### Task to complete:
Scan the material and copy every line in which "description" appears.

(Records for processing Opens)

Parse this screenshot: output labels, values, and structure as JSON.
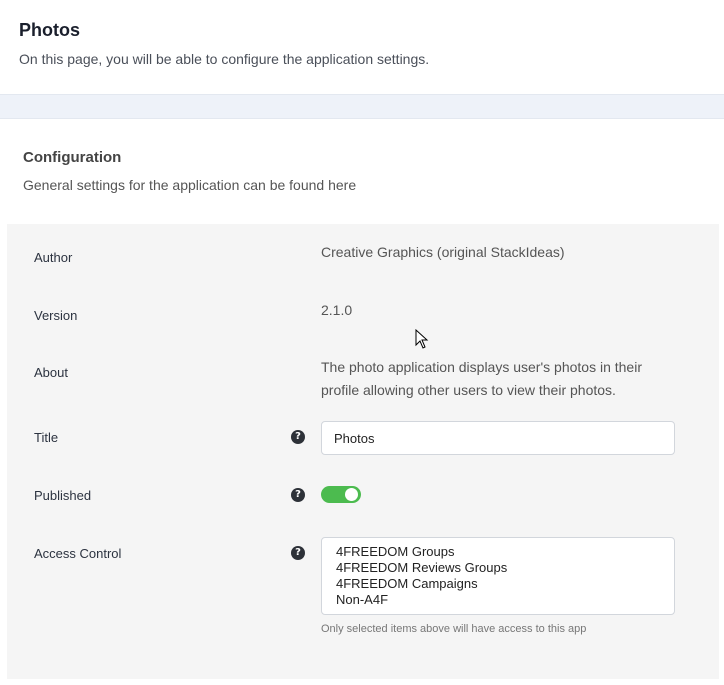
{
  "page": {
    "title": "Photos",
    "description": "On this page, you will be able to configure the application settings."
  },
  "panel": {
    "title": "Configuration",
    "description": "General settings for the application can be found here"
  },
  "fields": {
    "author": {
      "label": "Author",
      "value": "Creative Graphics (original StackIdeas)"
    },
    "version": {
      "label": "Version",
      "value": "2.1.0"
    },
    "about": {
      "label": "About",
      "value_line1": "The photo application displays user's photos in their",
      "value_line2": "profile allowing other users to view their photos."
    },
    "title": {
      "label": "Title",
      "value": "Photos",
      "help_icon": "question-circle-icon"
    },
    "published": {
      "label": "Published",
      "enabled": true,
      "help_icon": "question-circle-icon",
      "color": "#4cbb4f"
    },
    "access": {
      "label": "Access Control",
      "help_icon": "question-circle-icon",
      "options": [
        "4FREEDOM Groups",
        "4FREEDOM Reviews Groups",
        "4FREEDOM Campaigns",
        "Non-A4F"
      ],
      "hint": "Only selected items above will have access to this app"
    }
  },
  "help_glyph": "?"
}
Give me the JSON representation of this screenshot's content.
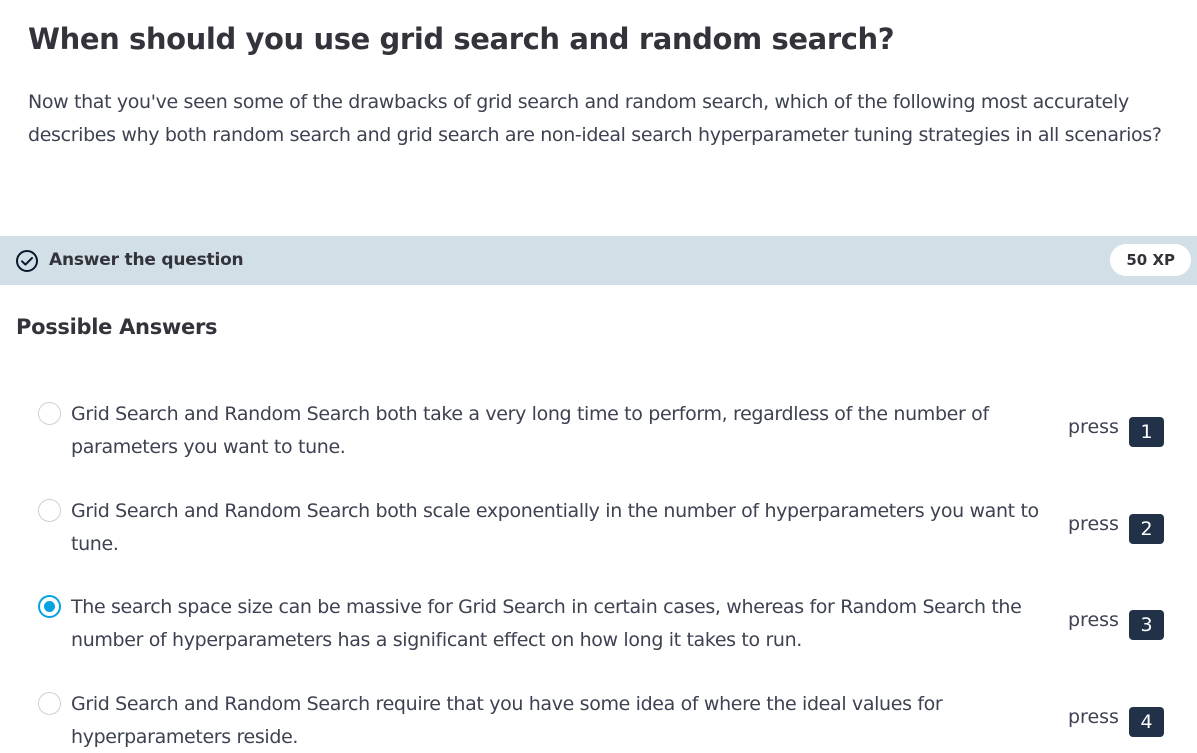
{
  "exercise": {
    "title": "When should you use grid search and random search?",
    "description": "Now that you've seen some of the drawbacks of grid search and random search, which of the following most accurately describes why both random search and grid search are non-ideal search hyperparameter tuning strategies in all scenarios?"
  },
  "task_bar": {
    "icon": "check-circle-icon",
    "label": "Answer the question",
    "xp": "50 XP"
  },
  "answers": {
    "heading": "Possible Answers",
    "press_label": "press",
    "selected_index": 2,
    "items": [
      {
        "text": "Grid Search and Random Search both take a very long time to perform, regardless of the number of parameters you want to tune.",
        "key": "1",
        "selected": false
      },
      {
        "text": "Grid Search and Random Search both scale exponentially in the number of hyperparameters you want to tune.",
        "key": "2",
        "selected": false
      },
      {
        "text": "The search space size can be massive for Grid Search in certain cases, whereas for Random Search the number of hyperparameters has a significant effect on how long it takes to run.",
        "key": "3",
        "selected": true
      },
      {
        "text": "Grid Search and Random Search require that you have some idea of where the ideal values for hyperparameters reside.",
        "key": "4",
        "selected": false
      }
    ]
  },
  "colors": {
    "task_bar_bg": "#d3dfe6",
    "radio_selected": "#05a3e0",
    "key_bg": "#213147"
  }
}
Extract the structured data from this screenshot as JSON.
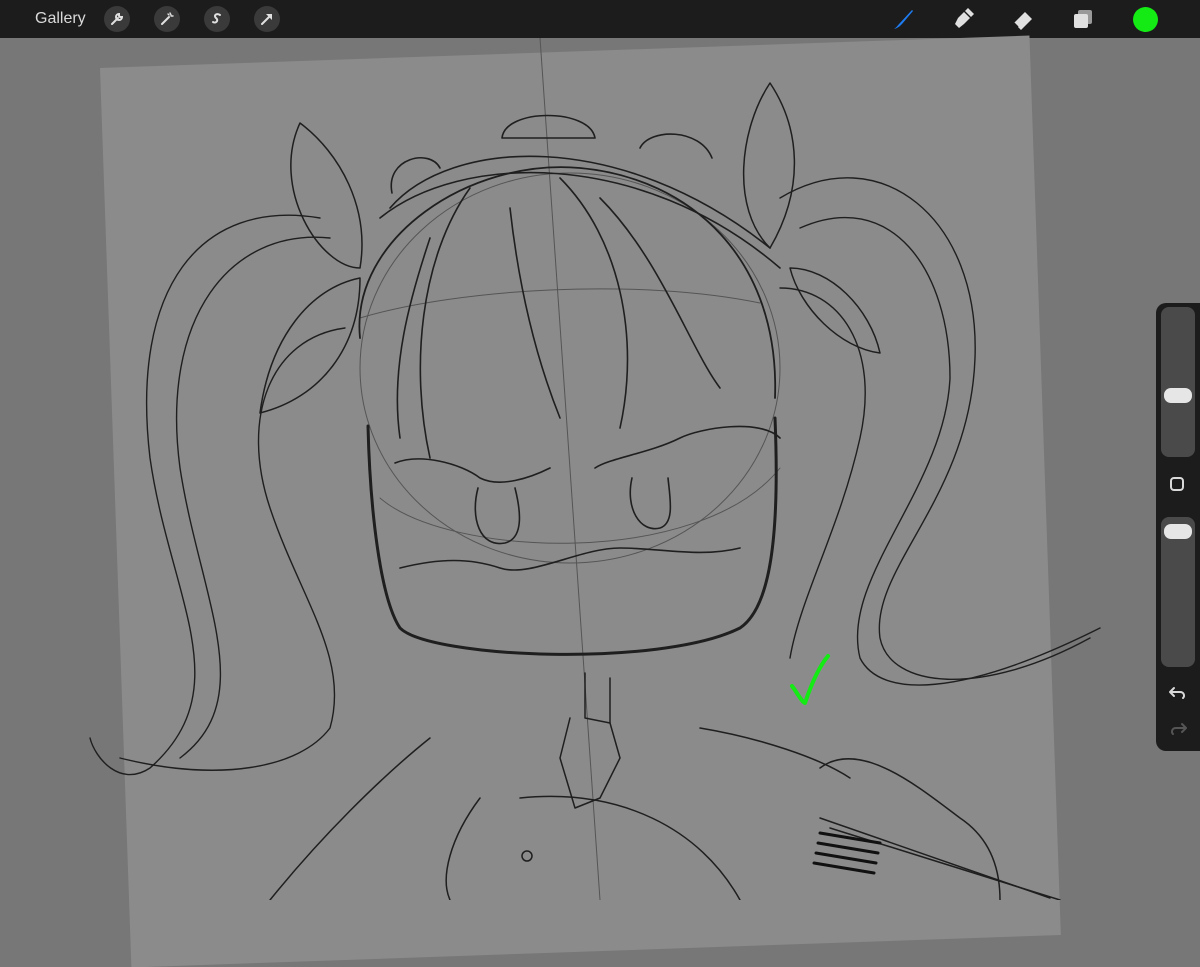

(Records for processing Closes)

### Answer below:
    "description": "On this page, you will be able to configure the application settings."
    "description": "General settings for the application can be found here"
    "description": "Now that you've seen some of the drawbacks of grid search and random search, which of the following most accurately describes why both random search and grid search are non-ideal search hyperparameter tuning strategies in all scenarios?"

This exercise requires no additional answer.